Deon Saayman, General Manager of Cape Wools SA, says no scientific reason was provided by the GACC as to why they would only allow scoured wool and not greasy wool – which complies with the World Organisation for Animal Health’s (OIE) inactivation clause for FMD.
“At this point in time, it is quite frustrating for us. We have been trying via the Chinese Embassy in Pretoria and the South African Embassy in Beijing to try and resolve this issue with China.
“Unfortunately, we have not been successful. There have been meetings that have been taking place between some Chinese customs officials and the Nanjing wool market, where we provided additional information to them. But unfortunately, that also did not result in any positive news.”
OFM News previously reported that the South African wool industry produces about 45 million kilograms of wool annually, and of that, 80% is exported to China – making it the biggest trading partner with South Africa when it comes to wool.

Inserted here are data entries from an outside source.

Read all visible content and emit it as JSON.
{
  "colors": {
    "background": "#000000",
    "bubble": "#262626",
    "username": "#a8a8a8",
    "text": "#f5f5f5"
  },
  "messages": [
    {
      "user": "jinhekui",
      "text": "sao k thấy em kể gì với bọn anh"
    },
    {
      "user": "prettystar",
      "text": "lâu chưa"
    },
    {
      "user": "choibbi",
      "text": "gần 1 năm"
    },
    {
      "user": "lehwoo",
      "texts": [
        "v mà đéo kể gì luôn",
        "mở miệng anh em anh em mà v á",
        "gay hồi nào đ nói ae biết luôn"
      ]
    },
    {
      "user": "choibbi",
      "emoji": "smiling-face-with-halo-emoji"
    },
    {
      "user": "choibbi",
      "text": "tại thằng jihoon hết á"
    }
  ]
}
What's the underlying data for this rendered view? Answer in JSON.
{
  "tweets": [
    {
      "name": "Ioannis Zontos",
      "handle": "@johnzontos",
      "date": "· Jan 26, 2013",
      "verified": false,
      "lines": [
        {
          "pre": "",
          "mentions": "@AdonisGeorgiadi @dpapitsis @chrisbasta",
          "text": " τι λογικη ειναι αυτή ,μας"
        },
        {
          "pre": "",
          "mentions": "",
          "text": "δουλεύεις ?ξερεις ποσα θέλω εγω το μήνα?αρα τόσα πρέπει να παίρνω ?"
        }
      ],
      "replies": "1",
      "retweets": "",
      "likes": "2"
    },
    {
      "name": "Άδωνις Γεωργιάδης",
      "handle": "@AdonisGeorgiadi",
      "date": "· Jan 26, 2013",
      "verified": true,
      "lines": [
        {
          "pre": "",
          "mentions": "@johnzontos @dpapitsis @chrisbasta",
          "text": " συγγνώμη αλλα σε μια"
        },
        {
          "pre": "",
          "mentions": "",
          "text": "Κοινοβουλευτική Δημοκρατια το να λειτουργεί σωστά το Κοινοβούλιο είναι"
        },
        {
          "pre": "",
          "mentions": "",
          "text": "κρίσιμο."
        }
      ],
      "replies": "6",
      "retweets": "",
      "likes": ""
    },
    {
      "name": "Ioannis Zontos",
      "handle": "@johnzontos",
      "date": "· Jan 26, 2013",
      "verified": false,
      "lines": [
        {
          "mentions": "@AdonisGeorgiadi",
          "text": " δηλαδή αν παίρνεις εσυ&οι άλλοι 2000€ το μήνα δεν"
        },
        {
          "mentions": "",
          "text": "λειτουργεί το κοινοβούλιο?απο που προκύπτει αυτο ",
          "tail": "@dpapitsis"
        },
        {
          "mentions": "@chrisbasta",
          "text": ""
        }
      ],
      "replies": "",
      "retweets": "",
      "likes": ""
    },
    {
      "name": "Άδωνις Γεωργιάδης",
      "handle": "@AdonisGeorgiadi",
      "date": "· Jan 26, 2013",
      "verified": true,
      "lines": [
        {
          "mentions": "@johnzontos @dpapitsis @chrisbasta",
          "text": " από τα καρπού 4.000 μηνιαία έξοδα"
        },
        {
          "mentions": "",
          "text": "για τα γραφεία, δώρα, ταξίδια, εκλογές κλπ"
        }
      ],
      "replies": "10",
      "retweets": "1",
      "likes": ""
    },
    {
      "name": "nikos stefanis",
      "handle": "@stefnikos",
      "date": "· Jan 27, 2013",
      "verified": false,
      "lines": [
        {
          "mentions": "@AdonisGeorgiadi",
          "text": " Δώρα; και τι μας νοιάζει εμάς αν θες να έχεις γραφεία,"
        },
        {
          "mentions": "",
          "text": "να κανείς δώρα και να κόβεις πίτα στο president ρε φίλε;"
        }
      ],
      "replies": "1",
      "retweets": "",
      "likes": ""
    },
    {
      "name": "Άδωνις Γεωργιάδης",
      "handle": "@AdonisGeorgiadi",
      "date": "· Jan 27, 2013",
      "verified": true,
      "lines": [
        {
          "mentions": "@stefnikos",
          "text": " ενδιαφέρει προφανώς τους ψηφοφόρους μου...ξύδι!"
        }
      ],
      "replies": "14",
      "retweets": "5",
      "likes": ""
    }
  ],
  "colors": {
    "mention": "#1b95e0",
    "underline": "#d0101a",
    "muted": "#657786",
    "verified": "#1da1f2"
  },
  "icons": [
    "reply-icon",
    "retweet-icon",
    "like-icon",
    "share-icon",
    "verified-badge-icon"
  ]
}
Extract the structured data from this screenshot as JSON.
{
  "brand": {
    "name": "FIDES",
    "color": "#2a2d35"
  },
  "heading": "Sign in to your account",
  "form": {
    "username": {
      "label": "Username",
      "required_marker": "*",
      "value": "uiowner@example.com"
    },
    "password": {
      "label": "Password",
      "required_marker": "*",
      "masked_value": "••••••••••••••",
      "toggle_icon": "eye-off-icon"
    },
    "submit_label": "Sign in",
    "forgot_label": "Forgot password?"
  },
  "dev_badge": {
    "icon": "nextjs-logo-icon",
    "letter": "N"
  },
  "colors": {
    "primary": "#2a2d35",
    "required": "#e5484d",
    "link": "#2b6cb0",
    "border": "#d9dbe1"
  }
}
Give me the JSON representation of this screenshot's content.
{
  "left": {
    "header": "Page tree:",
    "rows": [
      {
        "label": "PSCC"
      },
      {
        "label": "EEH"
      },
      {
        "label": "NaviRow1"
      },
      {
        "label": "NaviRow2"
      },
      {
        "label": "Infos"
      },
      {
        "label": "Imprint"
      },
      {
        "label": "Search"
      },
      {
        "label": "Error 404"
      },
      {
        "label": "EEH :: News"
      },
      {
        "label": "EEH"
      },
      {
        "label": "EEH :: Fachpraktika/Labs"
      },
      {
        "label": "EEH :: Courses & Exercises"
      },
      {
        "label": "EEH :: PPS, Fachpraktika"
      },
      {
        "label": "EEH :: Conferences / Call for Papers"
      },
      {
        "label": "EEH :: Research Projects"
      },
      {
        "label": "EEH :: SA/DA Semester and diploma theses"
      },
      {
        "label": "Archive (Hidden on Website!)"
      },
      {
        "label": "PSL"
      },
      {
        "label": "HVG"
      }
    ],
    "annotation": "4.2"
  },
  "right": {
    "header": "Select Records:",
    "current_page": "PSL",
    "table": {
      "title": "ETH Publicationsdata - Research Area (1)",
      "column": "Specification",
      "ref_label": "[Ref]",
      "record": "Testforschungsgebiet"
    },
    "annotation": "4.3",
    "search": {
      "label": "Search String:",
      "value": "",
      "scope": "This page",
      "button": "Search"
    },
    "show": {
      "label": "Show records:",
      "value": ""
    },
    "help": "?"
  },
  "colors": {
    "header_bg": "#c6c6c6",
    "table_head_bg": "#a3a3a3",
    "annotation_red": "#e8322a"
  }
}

With that, the South African wool clip generates some R6 billion of export revenue annually.
Wool is produced by around 40 000 communal and 8 000 commercial farmers in South Africa, with communal farmers, in particular, relying on the Chinese market for the sale of their wool, says Saayman.
Precautionary halt of local auctions
Wool Auctions were postponed in April, pending clarity from the Chinese authorities on the duration and exact nature of the ban introduced in their announcement. Saayman tells OFM News that buyers and brokers ended up agreeing to resume sales. He says although the sale clearances are lower, the industry did not see massive decreases in wool prices.
“So, for the better quality that still had a market for Europe, could at least still be sold. But a lot and most of the communal wools were actually withdrawn from the offering prior to the sales. [This is] purely because there is no market for that currently.”
Local capacity to wash and comb wool
Saayman says South Africa, like some other countries, does not have a large scale capacity when compared to China, to wash and comb wool. “Even in Europe at this point in time [there is a] waiting period of up to 12 months to process wool. In South Africa there currently is no capacity to do that,” concludes Saayman.